Due to the fact that Aryans who immigrated were mostly men and therefore probably married women with memories of Harappan cultures. As Hinduism developed in later times, we find that it is full of ideas that are only partially traceable to Vedic ideas. Hindus and Indians in general still value the ideas contained in Harappan seals today.
The Harappan seal symbolizes tree worship, animal worship, the number seven, and a yogi. This has been previously documented. Horns hold a special place in Harappan culture. The use of giant horns to demonstrate power is still common among many tribal communities. Strangely, when Persian art came to India around 500 years ago, the horn came to represent demons, something that had never been done before.

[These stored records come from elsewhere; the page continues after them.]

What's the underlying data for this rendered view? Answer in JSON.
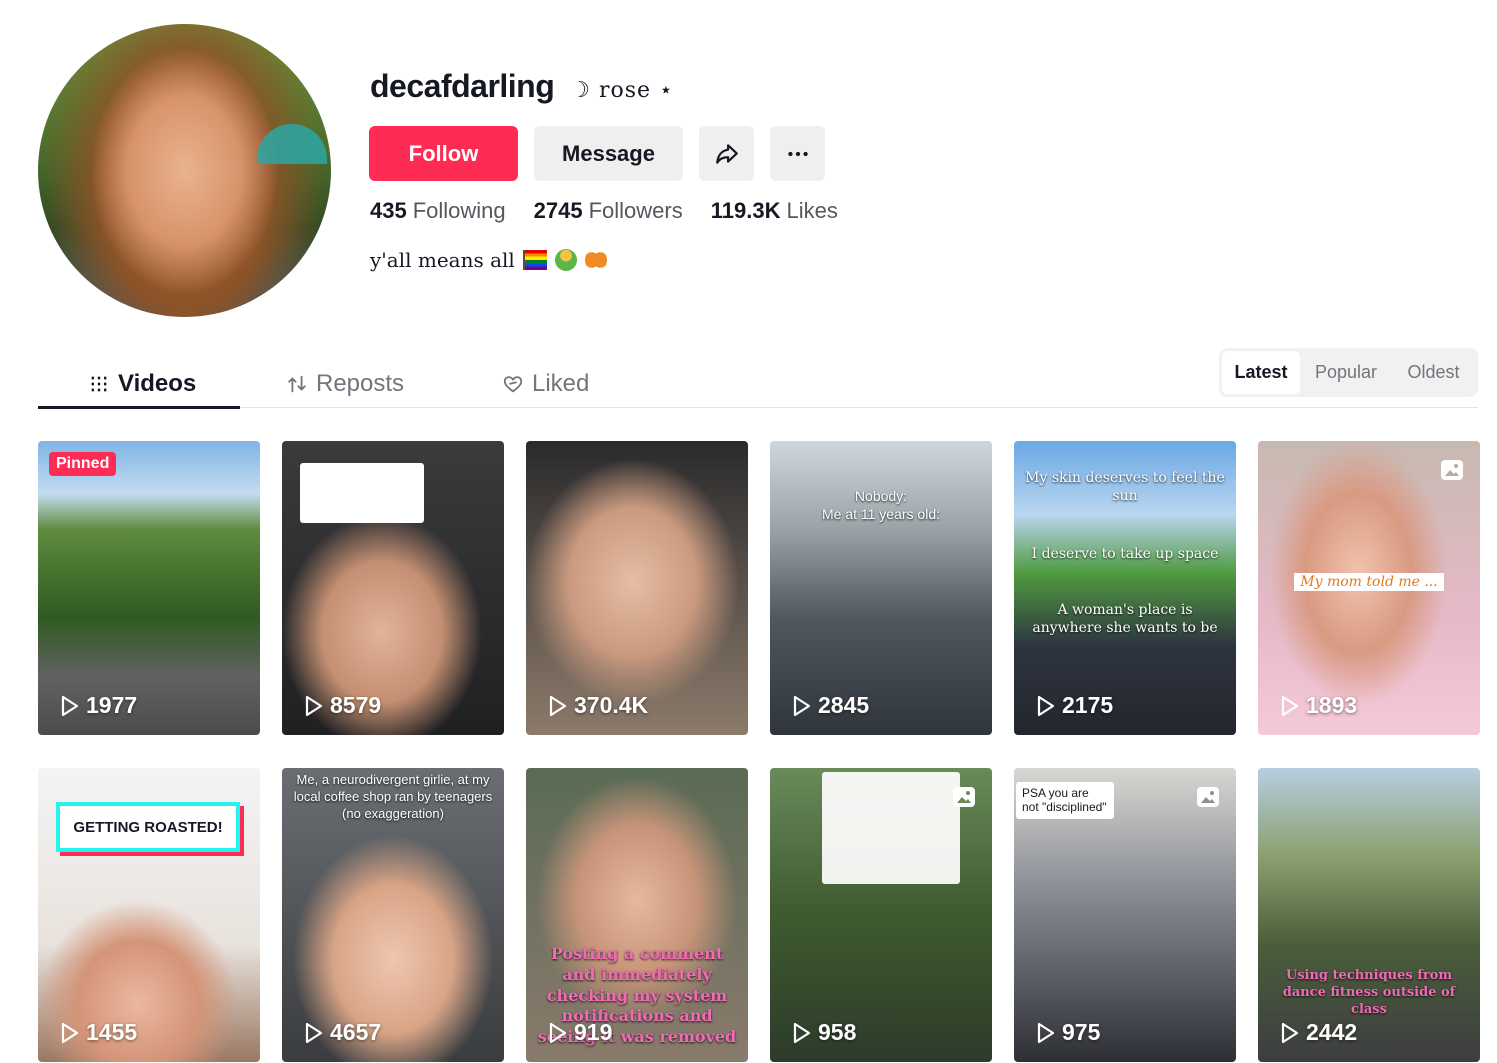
{
  "profile": {
    "username": "decafdarling",
    "nickname": "☽ rose ⋆",
    "bio_text": "y'all means all",
    "bio_emojis": [
      "rainbow-flag",
      "person-in-lotus-position",
      "butterfly"
    ],
    "stats": [
      {
        "value": "435",
        "label": "Following"
      },
      {
        "value": "2745",
        "label": "Followers"
      },
      {
        "value": "119.3K",
        "label": "Likes"
      }
    ]
  },
  "actions": {
    "follow_label": "Follow",
    "message_label": "Message",
    "share_icon": "share-icon",
    "more_icon": "more-icon"
  },
  "tabs": [
    {
      "label": "Videos",
      "icon": "grid-icon",
      "active": true
    },
    {
      "label": "Reposts",
      "icon": "repost-icon",
      "active": false
    },
    {
      "label": "Liked",
      "icon": "heart-icon",
      "active": false
    }
  ],
  "sort": {
    "options": [
      "Latest",
      "Popular",
      "Oldest"
    ],
    "selected": "Latest"
  },
  "videos": [
    {
      "views": "1977",
      "pinned": "Pinned"
    },
    {
      "views": "8579"
    },
    {
      "views": "370.4K"
    },
    {
      "views": "2845",
      "overlay": "Nobody:\nMe at 11 years old:"
    },
    {
      "views": "2175",
      "overlay_top": "My skin deserves to feel the sun",
      "overlay_mid": "I deserve to take up space",
      "overlay_bottom": "A woman's place is anywhere she wants to be"
    },
    {
      "views": "1893",
      "overlay": "My mom told me ..."
    },
    {
      "views": "1455",
      "overlay": "GETTING ROASTED!"
    },
    {
      "views": "4657",
      "overlay": "Me, a neurodivergent girlie, at my local coffee shop ran by teenagers (no exaggeration)"
    },
    {
      "views": "919",
      "overlay": "Posting a comment and immediately checking my system notifications and seeing it was removed"
    },
    {
      "views": "958"
    },
    {
      "views": "975",
      "overlay": "PSA you are not \"disciplined\""
    },
    {
      "views": "2442",
      "overlay": "Using techniques from dance fitness outside of class"
    }
  ],
  "colors": {
    "accent": "#fe2c55",
    "text_primary": "#161823",
    "text_secondary": "#73757c",
    "button_bg": "#efeff0"
  }
}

Seals can be wild or domestic, as many people do not realize. What do these indicators tell us about the collaboration between the different Harappan cities? Cities despite vast distances follow the same measurements, modular thinking, and standardization, and there is little evidence of war or standing armies. The wild animals include tigers, deer, crocodiles, bisons and rhinos. Domestic animals include the humped bull, goat and buffalo. Collaboration is demonstrated by making wild and domestic animals circle a yogi-like figure, or merging animals to create composite creatures. In Hindu mythology, composite creatures are sacred, but in Greek mythology, they are monsters.
As we are reminded of the tension between nature and culture, one recurring motif shows a tiger looking back at a man on a tree. The Sama Veda divides melodies into songs of the forest and songs of the settlement. In Pahari miniature paintings, tiger-goddesses, or sphinx, appear in Harappan seals. One seal shows women stopping men from fighting with spears, and another shows trees. There is no image valourizing war, but several seals oppose violence between humans. Several bulls are shown fighting. Humans hunt bulls but are discouraged from fighting. A bird-faced woman stops tigers from fighting, indicating an aversion to territorial behavior.
Harappans were traders and traders dislike war and violence because it disrupts markets. Many of the animals seen on Harappan seals, such as bulls, elephants and rhinos, became icons of the Jain Trithankaras, who promoted non-violence and are still venerated by traders today. Harappans didn’t eat only vegetarian food – they ate all kinds of meat, including cattle. They invented the vessels we use today – handi, thali, lota, circular with rimmed edges. We’re still insular like them, with walled communities, gates, and courtyards.